**Your assignment**
Please print the whole listing again, exactly as shown.

################

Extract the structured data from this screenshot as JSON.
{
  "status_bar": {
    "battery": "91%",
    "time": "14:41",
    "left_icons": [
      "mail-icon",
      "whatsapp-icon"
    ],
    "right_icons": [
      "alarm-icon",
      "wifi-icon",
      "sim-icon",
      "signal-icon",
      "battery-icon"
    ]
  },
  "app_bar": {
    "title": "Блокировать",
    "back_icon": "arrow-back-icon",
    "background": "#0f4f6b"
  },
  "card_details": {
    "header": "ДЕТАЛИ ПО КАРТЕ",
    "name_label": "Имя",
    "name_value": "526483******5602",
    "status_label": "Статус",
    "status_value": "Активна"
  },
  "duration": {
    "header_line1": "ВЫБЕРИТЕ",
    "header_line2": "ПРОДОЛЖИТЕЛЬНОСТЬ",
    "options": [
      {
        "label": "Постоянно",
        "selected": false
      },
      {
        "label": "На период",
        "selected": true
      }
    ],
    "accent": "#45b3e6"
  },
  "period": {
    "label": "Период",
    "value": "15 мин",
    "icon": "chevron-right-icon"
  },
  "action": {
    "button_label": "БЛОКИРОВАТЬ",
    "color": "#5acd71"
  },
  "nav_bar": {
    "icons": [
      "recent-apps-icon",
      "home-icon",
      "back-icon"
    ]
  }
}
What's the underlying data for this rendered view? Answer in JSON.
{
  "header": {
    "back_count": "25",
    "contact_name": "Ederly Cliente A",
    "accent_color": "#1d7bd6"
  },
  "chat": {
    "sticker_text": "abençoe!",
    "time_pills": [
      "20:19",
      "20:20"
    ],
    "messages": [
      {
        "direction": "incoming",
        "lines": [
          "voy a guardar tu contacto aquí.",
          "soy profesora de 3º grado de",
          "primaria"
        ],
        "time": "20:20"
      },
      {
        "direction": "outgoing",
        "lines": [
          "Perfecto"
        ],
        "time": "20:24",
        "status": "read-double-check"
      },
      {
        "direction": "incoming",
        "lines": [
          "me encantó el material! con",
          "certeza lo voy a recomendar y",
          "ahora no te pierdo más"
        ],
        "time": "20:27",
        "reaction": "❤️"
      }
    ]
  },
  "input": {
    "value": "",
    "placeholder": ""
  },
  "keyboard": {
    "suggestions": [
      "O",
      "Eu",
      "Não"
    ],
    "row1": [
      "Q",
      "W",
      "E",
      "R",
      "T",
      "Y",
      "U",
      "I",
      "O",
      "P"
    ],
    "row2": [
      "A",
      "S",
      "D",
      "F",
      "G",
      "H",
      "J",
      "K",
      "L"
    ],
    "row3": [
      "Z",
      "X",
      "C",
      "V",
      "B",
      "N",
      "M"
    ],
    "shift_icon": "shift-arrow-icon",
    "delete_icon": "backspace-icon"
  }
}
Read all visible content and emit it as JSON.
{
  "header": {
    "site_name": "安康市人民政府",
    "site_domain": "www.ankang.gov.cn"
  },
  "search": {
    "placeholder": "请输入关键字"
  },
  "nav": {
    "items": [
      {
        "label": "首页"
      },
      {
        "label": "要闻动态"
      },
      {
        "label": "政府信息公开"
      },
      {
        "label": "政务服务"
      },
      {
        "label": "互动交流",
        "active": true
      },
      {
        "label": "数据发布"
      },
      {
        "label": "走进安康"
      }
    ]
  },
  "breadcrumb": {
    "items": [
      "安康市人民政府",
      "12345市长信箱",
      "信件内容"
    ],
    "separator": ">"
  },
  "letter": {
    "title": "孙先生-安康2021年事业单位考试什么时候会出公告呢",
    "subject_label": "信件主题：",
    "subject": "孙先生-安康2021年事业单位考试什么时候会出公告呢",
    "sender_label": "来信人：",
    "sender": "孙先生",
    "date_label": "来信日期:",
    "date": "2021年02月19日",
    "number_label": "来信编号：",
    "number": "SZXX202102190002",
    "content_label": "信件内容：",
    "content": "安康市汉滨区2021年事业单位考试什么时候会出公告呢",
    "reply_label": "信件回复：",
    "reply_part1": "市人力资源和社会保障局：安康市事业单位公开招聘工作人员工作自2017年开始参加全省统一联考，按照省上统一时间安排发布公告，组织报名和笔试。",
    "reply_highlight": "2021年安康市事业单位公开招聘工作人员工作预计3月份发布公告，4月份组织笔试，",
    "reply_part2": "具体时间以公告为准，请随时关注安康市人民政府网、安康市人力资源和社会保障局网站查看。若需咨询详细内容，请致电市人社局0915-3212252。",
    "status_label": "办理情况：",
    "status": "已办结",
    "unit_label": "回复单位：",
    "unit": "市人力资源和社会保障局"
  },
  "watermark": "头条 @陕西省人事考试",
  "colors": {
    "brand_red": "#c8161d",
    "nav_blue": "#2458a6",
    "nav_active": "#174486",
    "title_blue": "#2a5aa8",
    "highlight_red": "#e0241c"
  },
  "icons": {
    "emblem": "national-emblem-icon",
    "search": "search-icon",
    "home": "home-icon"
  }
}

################

**Written response**
Extract the structured data from this screenshot as JSON.
{
  "status_bar": {
    "battery": "91%",
    "time": "14:41",
    "left_icons": [
      "mail-icon",
      "whatsapp-icon"
    ],
    "right_icons": [
      "alarm-icon",
      "wifi-icon",
      "sim-icon",
      "signal-icon",
      "battery-icon"
    ]
  },
  "app_bar": {
    "title": "Блокировать",
    "back_icon": "arrow-back-icon",
    "background": "#0f4f6b"
  },
  "card_details": {
    "header": "ДЕТАЛИ ПО КАРТЕ",
    "name_label": "Имя",
    "name_value": "526483******5602",
    "status_label": "Статус",
    "status_value": "Активна"
  },
  "duration": {
    "header_line1": "ВЫБЕРИТЕ",
    "header_line2": "ПРОДОЛЖИТЕЛЬНОСТЬ",
    "options": [
      {
        "label": "Постоянно",
        "selected": false
      },
      {
        "label": "На период",
        "selected": true
      }
    ],
    "accent": "#45b3e6"
  },
  "period": {
    "label": "Период",
    "value": "15 мин",
    "icon": "chevron-right-icon"
  },
  "action": {
    "button_label": "БЛОКИРОВАТЬ",
    "color": "#5acd71"
  },
  "nav_bar": {
    "icons": [
      "recent-apps-icon",
      "home-icon",
      "back-icon"
    ]
  }
}
What's the underlying data for this rendered view? Answer in JSON.
{
  "header": {
    "back_count": "25",
    "contact_name": "Ederly Cliente A",
    "accent_color": "#1d7bd6"
  },
  "chat": {
    "sticker_text": "abençoe!",
    "time_pills": [
      "20:19",
      "20:20"
    ],
    "messages": [
      {
        "direction": "incoming",
        "lines": [
          "voy a guardar tu contacto aquí.",
          "soy profesora de 3º grado de",
          "primaria"
        ],
        "time": "20:20"
      },
      {
        "direction": "outgoing",
        "lines": [
          "Perfecto"
        ],
        "time": "20:24",
        "status": "read-double-check"
      },
      {
        "direction": "incoming",
        "lines": [
          "me encantó el material! con",
          "certeza lo voy a recomendar y",
          "ahora no te pierdo más"
        ],
        "time": "20:27",
        "reaction": "❤️"
      }
    ]
  },
  "input": {
    "value": "",
    "placeholder": ""
  },
  "keyboard": {
    "suggestions": [
      "O",
      "Eu",
      "Não"
    ],
    "row1": [
      "Q",
      "W",
      "E",
      "R",
      "T",
      "Y",
      "U",
      "I",
      "O",
      "P"
    ],
    "row2": [
      "A",
      "S",
      "D",
      "F",
      "G",
      "H",
      "J",
      "K",
      "L"
    ],
    "row3": [
      "Z",
      "X",
      "C",
      "V",
      "B",
      "N",
      "M"
    ],
    "shift_icon": "shift-arrow-icon",
    "delete_icon": "backspace-icon"
  }
}
Read all visible content and emit it as JSON.
{
  "header": {
    "site_name": "安康市人民政府",
    "site_domain": "www.ankang.gov.cn"
  },
  "search": {
    "placeholder": "请输入关键字"
  },
  "nav": {
    "items": [
      {
        "label": "首页"
      },
      {
        "label": "要闻动态"
      },
      {
        "label": "政府信息公开"
      },
      {
        "label": "政务服务"
      },
      {
        "label": "互动交流",
        "active": true
      },
      {
        "label": "数据发布"
      },
      {
        "label": "走进安康"
      }
    ]
  },
  "breadcrumb": {
    "items": [
      "安康市人民政府",
      "12345市长信箱",
      "信件内容"
    ],
    "separator": ">"
  },
  "letter": {
    "title": "孙先生-安康2021年事业单位考试什么时候会出公告呢",
    "subject_label": "信件主题：",
    "subject": "孙先生-安康2021年事业单位考试什么时候会出公告呢",
    "sender_label": "来信人：",
    "sender": "孙先生",
    "date_label": "来信日期:",
    "date": "2021年02月19日",
    "number_label": "来信编号：",
    "number": "SZXX202102190002",
    "content_label": "信件内容：",
    "content": "安康市汉滨区2021年事业单位考试什么时候会出公告呢",
    "reply_label": "信件回复：",
    "reply_part1": "市人力资源和社会保障局：安康市事业单位公开招聘工作人员工作自2017年开始参加全省统一联考，按照省上统一时间安排发布公告，组织报名和笔试。",
    "reply_highlight": "2021年安康市事业单位公开招聘工作人员工作预计3月份发布公告，4月份组织笔试，",
    "reply_part2": "具体时间以公告为准，请随时关注安康市人民政府网、安康市人力资源和社会保障局网站查看。若需咨询详细内容，请致电市人社局0915-3212252。",
    "status_label": "办理情况：",
    "status": "已办结",
    "unit_label": "回复单位：",
    "unit": "市人力资源和社会保障局"
  },
  "watermark": "头条 @陕西省人事考试",
  "colors": {
    "brand_red": "#c8161d",
    "nav_blue": "#2458a6",
    "nav_active": "#174486",
    "title_blue": "#2a5aa8",
    "highlight_red": "#e0241c"
  },
  "icons": {
    "emblem": "national-emblem-icon",
    "search": "search-icon",
    "home": "home-icon"
  }
}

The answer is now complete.